Adaptation and the limits of capacity: an examination of household adaptation to bushfire risk in Mount Dandenong (16695)
Despite growing evidence of the need for climate change adaptation, adaptation is not well understood. Adaptation is a complex social phenomenon in which climate risk is negotiated and acted upon in ways shaped by social and environmental contexts. This complexity makes adaptation difficult to research; indeed there are few empirical studies to understand adaptation in practice. Instead we have seen a growing reliance on assessments of adaptive capacity to anticipate future adaptation, despite little evidence to suggest that these assessments effectively explain adaptation.
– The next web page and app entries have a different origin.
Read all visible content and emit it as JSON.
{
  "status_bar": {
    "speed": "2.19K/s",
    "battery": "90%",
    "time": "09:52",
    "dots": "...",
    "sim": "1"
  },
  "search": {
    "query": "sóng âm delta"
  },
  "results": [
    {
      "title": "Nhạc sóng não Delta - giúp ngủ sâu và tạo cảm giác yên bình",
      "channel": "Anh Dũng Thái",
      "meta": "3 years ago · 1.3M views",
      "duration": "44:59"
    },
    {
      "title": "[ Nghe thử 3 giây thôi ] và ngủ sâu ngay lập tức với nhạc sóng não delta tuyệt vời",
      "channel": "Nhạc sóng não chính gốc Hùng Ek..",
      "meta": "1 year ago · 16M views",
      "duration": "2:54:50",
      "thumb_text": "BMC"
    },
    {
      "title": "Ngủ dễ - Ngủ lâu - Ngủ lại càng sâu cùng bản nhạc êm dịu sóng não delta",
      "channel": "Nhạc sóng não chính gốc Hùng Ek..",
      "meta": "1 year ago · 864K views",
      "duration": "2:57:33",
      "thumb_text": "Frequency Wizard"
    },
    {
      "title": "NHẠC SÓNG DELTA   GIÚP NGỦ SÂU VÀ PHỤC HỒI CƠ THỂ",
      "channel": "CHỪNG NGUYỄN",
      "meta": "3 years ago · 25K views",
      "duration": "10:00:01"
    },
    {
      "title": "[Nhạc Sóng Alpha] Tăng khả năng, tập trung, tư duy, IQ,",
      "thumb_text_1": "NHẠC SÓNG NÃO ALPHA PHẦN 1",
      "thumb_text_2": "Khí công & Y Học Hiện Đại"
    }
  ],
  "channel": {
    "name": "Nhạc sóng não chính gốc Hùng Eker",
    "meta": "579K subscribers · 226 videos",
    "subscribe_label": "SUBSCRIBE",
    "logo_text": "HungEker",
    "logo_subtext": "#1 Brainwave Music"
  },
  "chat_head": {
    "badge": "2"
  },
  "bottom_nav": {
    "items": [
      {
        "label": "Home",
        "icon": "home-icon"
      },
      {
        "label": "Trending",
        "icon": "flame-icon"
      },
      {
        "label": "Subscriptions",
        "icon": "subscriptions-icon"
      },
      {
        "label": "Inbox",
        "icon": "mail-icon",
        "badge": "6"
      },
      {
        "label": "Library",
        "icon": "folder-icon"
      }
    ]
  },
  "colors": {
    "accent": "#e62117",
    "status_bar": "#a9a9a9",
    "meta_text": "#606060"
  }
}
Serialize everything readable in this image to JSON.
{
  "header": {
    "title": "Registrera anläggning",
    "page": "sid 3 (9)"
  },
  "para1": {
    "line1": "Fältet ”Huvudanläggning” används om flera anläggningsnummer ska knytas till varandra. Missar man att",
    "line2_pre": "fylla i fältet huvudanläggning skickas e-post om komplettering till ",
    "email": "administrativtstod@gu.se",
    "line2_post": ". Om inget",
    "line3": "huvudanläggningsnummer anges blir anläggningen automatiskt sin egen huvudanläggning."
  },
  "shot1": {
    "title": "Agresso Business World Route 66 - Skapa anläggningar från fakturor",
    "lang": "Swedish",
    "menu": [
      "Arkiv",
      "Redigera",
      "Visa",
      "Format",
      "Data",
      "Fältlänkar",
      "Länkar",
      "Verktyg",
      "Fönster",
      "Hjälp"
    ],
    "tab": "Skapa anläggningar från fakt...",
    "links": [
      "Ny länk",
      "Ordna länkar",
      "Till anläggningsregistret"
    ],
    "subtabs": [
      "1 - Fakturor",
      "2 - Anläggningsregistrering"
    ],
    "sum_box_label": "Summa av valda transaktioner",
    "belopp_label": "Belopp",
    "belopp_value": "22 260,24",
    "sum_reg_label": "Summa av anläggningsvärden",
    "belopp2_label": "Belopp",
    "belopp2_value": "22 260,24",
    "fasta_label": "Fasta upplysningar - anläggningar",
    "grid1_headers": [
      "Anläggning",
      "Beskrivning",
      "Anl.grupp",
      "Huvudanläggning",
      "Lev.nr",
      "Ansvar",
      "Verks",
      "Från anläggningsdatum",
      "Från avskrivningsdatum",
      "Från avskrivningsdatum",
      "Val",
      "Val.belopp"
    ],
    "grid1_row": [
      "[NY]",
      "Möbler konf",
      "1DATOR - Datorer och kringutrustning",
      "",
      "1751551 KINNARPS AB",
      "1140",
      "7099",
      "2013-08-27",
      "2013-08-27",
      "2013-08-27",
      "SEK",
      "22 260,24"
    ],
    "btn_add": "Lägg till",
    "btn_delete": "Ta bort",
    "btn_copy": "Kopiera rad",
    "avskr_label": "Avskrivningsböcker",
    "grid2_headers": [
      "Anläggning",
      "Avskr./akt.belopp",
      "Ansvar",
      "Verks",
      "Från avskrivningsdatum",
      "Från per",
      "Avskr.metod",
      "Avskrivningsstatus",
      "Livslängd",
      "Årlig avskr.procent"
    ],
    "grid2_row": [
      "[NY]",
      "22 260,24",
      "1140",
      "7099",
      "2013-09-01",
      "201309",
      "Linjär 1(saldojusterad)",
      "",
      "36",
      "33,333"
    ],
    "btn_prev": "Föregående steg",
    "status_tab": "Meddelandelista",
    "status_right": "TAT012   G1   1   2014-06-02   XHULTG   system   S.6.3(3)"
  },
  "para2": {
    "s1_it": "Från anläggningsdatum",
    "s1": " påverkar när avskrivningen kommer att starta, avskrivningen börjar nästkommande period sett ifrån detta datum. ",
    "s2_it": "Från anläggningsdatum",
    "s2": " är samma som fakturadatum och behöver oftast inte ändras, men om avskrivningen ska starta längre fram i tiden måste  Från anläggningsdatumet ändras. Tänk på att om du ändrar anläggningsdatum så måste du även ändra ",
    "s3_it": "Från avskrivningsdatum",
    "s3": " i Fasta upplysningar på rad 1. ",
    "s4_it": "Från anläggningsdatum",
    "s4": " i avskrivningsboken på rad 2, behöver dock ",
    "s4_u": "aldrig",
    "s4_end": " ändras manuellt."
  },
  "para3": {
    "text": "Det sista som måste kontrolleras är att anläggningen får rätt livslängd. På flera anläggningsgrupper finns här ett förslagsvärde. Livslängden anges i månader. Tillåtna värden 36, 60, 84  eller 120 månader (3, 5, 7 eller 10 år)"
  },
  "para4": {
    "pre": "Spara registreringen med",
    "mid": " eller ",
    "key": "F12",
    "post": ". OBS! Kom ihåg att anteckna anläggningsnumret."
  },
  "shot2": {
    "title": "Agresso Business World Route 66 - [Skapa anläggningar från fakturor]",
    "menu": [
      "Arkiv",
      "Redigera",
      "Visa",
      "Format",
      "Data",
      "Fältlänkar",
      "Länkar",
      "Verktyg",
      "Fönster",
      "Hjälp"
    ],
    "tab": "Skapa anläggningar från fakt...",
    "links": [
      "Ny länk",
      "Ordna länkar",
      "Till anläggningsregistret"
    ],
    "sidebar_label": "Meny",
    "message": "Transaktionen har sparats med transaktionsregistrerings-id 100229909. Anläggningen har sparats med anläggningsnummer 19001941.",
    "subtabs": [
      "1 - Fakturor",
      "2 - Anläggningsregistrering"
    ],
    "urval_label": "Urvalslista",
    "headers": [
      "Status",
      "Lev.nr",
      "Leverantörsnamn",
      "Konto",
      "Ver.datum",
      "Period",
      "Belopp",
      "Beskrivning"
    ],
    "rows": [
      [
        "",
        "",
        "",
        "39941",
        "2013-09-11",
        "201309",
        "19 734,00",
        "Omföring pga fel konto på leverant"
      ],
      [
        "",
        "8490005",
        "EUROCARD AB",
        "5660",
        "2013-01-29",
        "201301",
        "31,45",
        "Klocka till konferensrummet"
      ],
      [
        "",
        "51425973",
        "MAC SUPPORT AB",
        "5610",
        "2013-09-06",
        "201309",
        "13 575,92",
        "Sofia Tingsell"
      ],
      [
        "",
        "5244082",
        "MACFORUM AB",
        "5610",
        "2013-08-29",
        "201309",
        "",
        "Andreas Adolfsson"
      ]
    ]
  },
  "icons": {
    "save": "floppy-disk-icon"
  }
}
Using bushfire preparation as an analogue for climate change adaptation, this paper presents empirical research to examine the extent to which households in Mt. Dandenong, a high capacity community, are adapting to bushfire risk. In particular, it investigates whether adaptive capacity is an effective approach to explain the adaptation occurring. The findings illustrate a tenuous relationship between adaptive capacity and adaptation, in which adaptive capacity does not neatly explain adaptation. Put simply, there is a disparity between what people can do and what they actuallydo. The research then attempts to explain this disparity by examining alternative factors that drive and constrain household adaptation.